Someone might want to start an argument here saying that if certain speakers of OE hadn’t treated French as superior, we would still be using Germanic Words in English and English wouldn’t be as rich and hey, language contact is awesome. Yeah, true, but don’t waste your time. I feel really annoyed and attacked when I go to Brazil and see people using English is every single fucking sign, when 99% of the words don’t even need borrowing since they were already in our vocab. It’s not like we’re talking about words like “cranberry”, that don’t even have a counterpart known to people (it’s oxicoco, but literally no one even cares because we don’t have cranberries). I’m talking about someone writing "gourmet wood-fired pizza & italian fare" because saying “forno a lenha e cozinha Italiana” is too low. That kind of usage is only there to exclude part of the society (aka the poor) from certain places and experiences based on the fact that they never had the opportunity to learn English. It’s disgusting. It pisses me off. It’s my culture that I feel going down the drain. So don’t even go there, bud.
//Hey guys! Can I be cheeky and ask people to reblog this? I’m posting this for Deaf Awareness Week, even though at the moment my BSL sucks xD//
LOOK AT THIS CUTIE PIE!!!
related note: I found out that this week is International Deaf Awareness Week (yeah!!!) and because of that my university is organizing a few events related to ASL and awareness and what not. Including a 5-week introductory course in ASL, once a week, as of October, for only $50.
What to do if you’re interested: If you’re in Montreal, it will take place at McGill, McLennan Library, every Thursday. If you’re not in Montreal, look up for academic institutions or deaf institutes and stuff, there’s probably something going on.
beenthereshippedthat: What are some good sites for learning languages? I already have duolingo but there isn't that much variety :-/
I wrote “language masterpost” on tumblr search and found a bazillion examples. ;) this one maybe?
tjvonp: I assume that you've met a lot of polyglots. How often do you meet polyglots who also sign? Do you find that people list American Sign Language (ASL) or other sign languages alongside the spoken languages they know?
I have met several polyglots, true, but not many seem to be polyglots because of a general interest in Language. Usually they just happened to be born to immigrant parents in the bilingual city I live in (Montreal) and learned another language in High School.
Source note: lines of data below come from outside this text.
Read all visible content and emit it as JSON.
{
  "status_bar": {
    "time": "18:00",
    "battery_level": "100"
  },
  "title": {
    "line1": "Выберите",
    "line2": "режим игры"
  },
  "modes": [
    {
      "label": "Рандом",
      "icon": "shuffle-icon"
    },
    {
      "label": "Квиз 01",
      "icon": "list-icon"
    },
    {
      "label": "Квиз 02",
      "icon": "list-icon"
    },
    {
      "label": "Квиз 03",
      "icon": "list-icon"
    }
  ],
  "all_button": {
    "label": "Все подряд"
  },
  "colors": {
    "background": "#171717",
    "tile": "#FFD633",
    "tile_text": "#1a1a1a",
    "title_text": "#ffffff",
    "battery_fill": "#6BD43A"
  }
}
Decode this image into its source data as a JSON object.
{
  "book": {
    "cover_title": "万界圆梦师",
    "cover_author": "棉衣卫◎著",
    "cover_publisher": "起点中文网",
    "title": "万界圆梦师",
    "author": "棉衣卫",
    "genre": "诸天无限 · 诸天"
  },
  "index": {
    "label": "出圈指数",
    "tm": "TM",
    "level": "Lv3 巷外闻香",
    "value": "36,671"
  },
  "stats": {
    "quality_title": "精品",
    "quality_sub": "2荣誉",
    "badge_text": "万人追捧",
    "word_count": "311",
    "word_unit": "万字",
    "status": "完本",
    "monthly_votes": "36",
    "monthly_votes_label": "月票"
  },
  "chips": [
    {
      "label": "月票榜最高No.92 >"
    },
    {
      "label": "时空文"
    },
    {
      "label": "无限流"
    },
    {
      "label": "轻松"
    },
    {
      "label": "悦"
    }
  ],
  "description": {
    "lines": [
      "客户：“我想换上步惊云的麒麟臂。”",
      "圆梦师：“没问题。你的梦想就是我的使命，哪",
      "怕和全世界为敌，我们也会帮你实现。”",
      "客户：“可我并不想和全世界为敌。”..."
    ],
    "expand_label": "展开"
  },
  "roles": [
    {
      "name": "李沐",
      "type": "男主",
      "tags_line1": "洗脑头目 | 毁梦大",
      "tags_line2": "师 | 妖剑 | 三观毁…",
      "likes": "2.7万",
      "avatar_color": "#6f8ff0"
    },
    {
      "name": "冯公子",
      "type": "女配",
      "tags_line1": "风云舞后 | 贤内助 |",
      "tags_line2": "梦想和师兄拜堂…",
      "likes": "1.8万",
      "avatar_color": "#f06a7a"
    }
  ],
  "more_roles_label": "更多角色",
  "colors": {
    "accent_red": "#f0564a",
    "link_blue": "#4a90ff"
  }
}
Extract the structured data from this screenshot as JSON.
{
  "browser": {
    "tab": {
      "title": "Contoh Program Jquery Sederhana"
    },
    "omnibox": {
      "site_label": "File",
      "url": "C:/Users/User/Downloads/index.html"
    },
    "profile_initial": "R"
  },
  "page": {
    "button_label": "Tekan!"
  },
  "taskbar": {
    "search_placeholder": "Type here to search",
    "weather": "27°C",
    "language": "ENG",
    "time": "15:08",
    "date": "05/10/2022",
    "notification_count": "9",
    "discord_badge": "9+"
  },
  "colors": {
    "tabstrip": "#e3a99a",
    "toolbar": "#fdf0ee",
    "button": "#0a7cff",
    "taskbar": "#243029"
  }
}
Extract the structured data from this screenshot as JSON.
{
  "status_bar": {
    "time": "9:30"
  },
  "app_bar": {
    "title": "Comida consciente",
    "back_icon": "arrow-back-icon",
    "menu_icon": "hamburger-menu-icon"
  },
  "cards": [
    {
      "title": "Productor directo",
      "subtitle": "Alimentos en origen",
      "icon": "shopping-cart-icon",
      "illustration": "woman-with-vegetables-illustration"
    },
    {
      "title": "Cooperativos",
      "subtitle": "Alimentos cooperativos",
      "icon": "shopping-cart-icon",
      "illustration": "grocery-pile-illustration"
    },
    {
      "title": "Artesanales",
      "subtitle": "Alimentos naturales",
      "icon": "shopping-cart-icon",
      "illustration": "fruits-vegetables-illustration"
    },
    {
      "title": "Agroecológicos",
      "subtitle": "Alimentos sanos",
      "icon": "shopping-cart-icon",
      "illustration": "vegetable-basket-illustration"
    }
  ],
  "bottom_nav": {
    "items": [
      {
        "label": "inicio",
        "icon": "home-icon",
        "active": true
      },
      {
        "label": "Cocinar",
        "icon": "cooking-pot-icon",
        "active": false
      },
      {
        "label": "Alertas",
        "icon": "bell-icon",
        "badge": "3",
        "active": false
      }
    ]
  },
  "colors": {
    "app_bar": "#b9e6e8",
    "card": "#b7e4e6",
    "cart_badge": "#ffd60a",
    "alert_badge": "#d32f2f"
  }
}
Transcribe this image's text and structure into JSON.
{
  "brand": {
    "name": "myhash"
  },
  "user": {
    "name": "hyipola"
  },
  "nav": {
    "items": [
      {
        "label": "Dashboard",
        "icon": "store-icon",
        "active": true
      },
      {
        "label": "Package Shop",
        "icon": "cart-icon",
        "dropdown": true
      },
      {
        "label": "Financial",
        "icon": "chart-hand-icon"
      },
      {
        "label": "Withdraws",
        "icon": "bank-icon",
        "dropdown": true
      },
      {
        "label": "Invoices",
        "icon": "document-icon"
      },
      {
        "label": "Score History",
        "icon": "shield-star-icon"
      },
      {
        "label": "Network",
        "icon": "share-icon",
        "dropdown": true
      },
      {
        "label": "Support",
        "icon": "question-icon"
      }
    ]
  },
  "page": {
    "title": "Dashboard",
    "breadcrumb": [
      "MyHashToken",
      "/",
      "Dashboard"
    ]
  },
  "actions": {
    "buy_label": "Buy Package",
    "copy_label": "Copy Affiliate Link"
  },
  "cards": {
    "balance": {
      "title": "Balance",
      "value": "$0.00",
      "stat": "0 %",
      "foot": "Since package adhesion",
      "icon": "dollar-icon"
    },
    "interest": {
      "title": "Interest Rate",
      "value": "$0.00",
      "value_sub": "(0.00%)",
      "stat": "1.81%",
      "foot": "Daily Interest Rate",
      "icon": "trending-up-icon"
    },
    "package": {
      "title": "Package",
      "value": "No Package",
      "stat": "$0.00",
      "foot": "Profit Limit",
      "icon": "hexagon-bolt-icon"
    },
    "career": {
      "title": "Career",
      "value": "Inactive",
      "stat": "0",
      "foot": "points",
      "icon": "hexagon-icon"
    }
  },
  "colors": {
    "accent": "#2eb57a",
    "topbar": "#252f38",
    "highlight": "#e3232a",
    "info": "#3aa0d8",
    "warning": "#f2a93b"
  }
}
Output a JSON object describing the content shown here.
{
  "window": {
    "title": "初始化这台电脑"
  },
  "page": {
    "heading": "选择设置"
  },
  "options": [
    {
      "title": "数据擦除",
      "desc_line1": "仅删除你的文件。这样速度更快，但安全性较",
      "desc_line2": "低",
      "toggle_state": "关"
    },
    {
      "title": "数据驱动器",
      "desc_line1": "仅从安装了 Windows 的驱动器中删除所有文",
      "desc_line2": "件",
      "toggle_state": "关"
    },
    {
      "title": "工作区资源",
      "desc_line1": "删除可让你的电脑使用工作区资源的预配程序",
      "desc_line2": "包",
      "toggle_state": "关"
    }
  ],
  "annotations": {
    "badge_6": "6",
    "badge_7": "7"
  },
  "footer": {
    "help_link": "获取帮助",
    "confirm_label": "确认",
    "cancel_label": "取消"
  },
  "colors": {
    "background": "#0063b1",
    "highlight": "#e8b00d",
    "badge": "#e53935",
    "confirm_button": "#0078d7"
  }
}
I haven’t met anyone who is fluent in a few languages and also in another sign language; and I know this might sound weird, but I don’t think that signing people are included enough in society for me to be able to find them without actively looking for them. Right now my priority is to finish my Bachelor, and then I can get back to language studies again — and ASL is pretty high on my priority language list. :)
ryqboy7: Hey, I'm 14 and I just started a polyglot club at my high school and was wondering if you had any ideas for cool activities. I was thinking about a 6 week esperanto challenge, but thats all ive got
oh man oh man oh man. I love this. I can think of a learn a language in 6 months type of challenge. You chose someone who speaks a different language and that person teaches you their language, while you teach someone else your own language. Or maybe you guys can have theme days, like… you go to a restaurant or community centre and learn the names for stuff in the theme culture. Or erm… movie nights? I had a class in college called Foreign Language Cinema, and I loved watching stuff in Chinese and Russian and stuff.
I’ll publish this so that other people can give you their ideas. I’m sorry (not sorry) if your inbox gets overloaded with polyglot care. :D